ASSIGNMENT: Copy out each line of the listing below in which the string "data" occurs.

INPUT MATERIAL:
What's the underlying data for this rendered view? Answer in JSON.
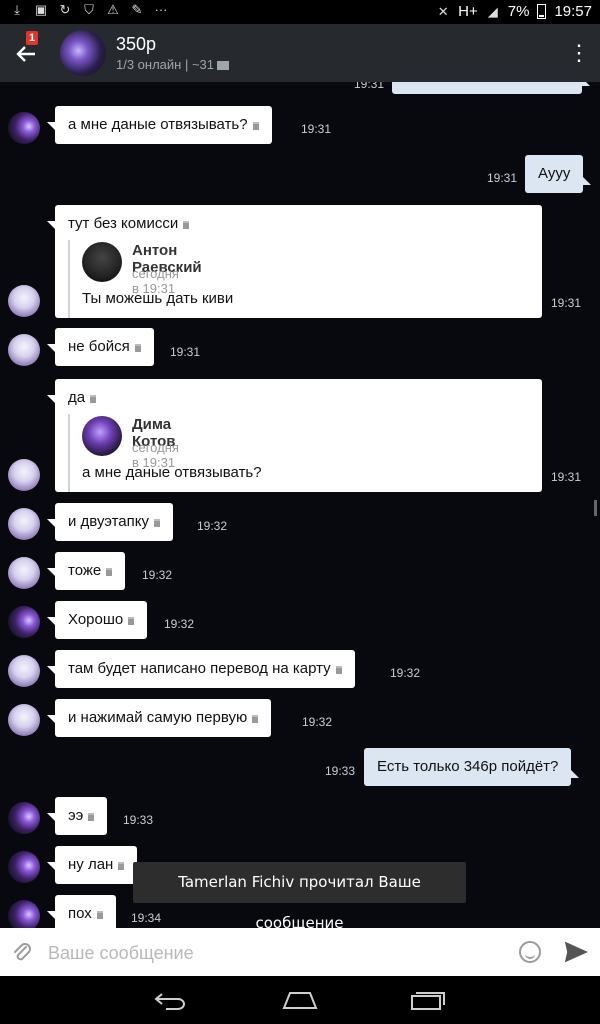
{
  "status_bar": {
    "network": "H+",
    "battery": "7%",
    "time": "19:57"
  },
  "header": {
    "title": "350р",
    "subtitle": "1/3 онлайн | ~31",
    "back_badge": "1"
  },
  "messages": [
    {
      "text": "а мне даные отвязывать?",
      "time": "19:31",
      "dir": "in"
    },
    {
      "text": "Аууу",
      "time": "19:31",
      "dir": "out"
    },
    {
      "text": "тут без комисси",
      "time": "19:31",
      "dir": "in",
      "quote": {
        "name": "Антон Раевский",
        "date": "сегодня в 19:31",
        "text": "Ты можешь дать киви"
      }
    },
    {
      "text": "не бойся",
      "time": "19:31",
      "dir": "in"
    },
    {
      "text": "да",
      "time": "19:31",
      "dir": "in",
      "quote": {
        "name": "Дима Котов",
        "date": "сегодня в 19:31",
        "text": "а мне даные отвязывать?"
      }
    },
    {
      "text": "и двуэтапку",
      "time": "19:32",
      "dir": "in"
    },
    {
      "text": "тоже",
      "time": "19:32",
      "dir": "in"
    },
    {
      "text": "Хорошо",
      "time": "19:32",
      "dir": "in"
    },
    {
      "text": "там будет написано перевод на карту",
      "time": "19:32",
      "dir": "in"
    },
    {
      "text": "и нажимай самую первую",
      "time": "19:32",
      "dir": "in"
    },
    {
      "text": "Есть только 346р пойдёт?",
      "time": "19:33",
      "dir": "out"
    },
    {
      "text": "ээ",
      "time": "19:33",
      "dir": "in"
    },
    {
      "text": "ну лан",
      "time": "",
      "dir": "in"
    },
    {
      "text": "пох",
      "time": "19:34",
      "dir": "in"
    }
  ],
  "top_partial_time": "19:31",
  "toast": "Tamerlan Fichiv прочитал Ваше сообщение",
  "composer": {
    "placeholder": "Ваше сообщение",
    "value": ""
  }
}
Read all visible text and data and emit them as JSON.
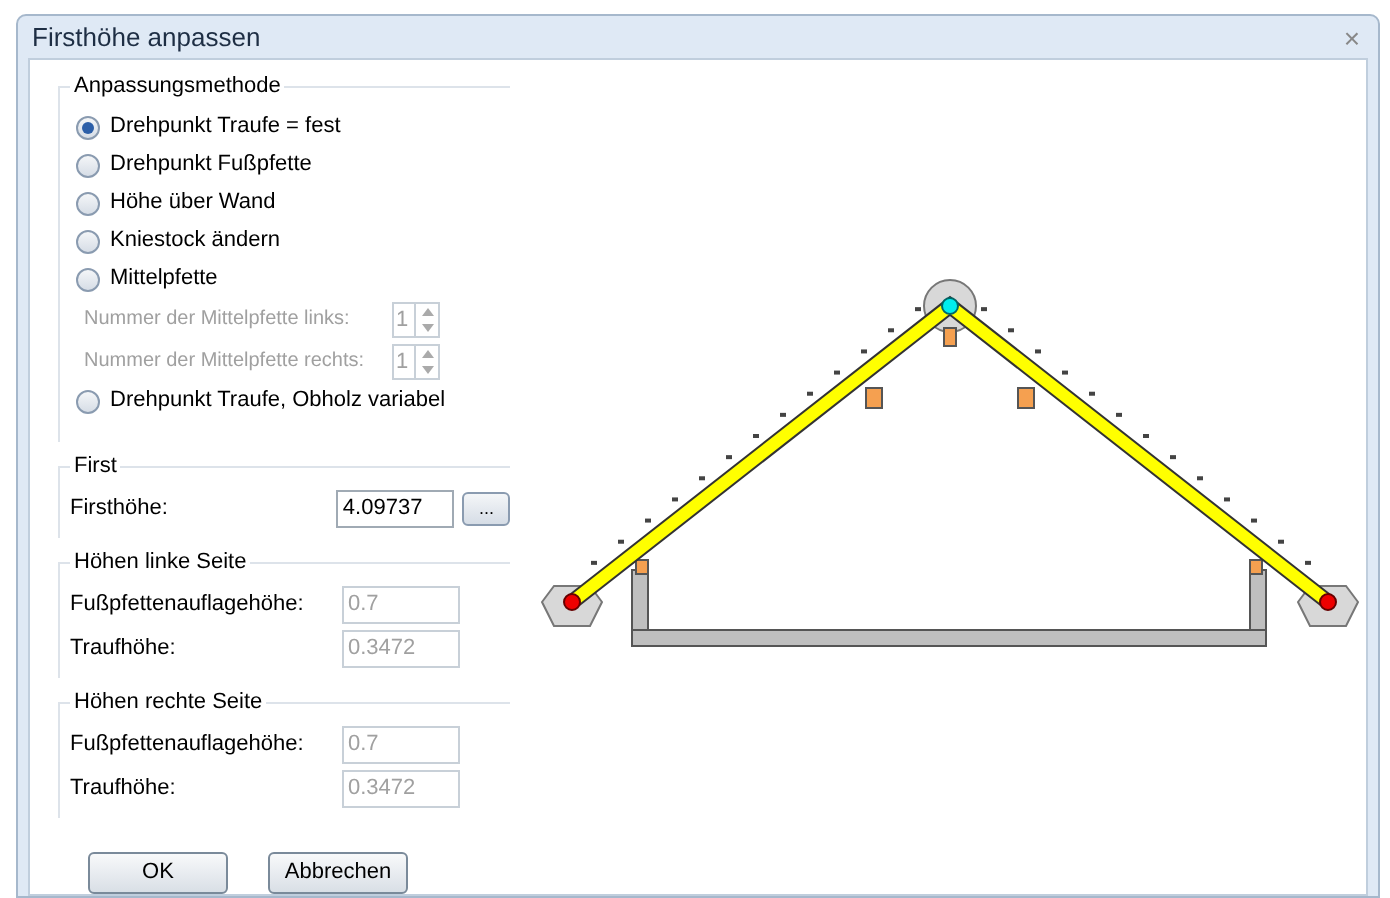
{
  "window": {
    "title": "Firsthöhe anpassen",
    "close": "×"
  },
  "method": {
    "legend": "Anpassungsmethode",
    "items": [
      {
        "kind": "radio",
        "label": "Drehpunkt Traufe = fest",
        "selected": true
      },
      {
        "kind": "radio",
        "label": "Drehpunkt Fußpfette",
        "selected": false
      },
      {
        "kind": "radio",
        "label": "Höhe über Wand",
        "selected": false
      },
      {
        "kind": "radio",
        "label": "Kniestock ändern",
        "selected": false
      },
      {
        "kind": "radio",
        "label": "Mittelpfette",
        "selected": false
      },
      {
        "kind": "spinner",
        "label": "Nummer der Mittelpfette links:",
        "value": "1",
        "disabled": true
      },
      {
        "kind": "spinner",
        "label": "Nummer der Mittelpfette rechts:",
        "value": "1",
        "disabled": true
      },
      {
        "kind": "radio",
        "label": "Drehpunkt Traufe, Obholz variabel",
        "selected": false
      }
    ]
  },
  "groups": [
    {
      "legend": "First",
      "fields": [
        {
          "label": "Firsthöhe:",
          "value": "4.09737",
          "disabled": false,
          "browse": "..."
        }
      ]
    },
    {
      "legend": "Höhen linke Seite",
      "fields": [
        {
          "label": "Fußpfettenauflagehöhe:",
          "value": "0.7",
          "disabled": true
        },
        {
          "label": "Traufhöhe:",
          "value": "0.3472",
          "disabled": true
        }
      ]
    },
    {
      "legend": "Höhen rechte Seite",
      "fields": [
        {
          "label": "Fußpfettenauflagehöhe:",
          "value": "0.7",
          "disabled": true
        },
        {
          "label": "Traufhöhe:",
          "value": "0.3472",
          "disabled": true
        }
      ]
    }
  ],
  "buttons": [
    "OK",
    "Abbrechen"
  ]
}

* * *

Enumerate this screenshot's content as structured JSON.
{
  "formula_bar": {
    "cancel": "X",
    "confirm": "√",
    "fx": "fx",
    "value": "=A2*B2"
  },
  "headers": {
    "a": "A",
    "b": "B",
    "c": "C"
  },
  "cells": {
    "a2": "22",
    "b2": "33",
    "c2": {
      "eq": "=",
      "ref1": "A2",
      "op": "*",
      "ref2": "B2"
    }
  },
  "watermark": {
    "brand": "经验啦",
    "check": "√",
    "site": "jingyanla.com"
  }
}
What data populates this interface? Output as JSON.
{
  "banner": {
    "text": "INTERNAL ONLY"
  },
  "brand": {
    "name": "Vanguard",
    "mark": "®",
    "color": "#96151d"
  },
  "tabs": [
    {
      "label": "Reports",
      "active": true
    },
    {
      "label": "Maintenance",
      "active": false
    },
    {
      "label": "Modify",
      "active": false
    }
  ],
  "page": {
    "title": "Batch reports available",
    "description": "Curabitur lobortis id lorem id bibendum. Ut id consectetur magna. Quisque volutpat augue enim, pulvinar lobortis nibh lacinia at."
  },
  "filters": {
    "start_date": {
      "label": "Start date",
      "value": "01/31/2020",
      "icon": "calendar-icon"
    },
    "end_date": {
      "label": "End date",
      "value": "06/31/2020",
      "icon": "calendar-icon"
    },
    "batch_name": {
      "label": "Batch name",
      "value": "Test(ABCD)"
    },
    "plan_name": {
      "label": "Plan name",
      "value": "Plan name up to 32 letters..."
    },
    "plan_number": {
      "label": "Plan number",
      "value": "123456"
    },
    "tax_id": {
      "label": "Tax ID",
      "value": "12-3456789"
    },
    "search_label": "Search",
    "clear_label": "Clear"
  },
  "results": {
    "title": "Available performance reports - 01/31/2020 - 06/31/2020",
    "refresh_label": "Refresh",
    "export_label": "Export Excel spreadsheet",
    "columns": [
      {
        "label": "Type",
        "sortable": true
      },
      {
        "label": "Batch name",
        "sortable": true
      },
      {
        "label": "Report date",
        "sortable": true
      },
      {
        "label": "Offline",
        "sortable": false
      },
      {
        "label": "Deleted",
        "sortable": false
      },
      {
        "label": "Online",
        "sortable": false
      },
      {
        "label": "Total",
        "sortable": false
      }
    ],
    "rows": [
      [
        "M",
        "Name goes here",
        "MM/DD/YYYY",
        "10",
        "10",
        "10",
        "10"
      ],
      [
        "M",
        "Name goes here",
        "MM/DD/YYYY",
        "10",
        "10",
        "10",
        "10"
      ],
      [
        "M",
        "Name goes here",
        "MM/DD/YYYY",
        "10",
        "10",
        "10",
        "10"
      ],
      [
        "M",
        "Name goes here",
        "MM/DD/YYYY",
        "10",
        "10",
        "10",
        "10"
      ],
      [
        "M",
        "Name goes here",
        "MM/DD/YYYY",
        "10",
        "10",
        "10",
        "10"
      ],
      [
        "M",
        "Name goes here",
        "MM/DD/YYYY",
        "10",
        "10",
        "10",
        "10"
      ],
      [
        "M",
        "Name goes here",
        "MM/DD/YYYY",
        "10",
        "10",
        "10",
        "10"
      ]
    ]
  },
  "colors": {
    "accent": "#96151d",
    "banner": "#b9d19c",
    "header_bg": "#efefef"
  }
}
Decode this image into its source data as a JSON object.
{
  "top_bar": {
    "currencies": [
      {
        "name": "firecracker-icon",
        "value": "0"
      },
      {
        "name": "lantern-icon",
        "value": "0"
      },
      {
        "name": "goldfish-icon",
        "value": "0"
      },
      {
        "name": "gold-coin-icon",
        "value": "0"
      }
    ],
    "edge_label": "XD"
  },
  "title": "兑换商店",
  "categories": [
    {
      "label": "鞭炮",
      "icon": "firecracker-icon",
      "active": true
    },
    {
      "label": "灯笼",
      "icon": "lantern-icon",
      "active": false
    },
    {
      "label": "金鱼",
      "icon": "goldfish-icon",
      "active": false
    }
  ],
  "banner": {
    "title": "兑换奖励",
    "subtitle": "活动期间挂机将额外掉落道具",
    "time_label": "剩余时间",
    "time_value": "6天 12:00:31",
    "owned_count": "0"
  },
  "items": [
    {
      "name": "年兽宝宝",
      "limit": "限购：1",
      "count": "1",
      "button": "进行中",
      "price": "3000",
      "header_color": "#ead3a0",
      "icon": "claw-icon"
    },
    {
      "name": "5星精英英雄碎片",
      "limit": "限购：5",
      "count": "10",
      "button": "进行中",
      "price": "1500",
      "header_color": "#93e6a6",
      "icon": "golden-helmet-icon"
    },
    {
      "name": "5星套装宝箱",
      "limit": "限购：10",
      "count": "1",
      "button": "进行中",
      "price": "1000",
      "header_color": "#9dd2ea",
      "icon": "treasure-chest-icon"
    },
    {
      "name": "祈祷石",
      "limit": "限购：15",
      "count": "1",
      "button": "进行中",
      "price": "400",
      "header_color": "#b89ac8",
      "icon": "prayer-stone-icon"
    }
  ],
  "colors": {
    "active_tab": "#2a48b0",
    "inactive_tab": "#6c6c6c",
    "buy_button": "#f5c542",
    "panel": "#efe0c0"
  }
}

RESULT:
What's the underlying data for this rendered view? Answer in JSON.
Read all visible text and data and emit them as JSON.
What data populates this interface? Output as JSON.
Decode this image into its source data as a JSON object.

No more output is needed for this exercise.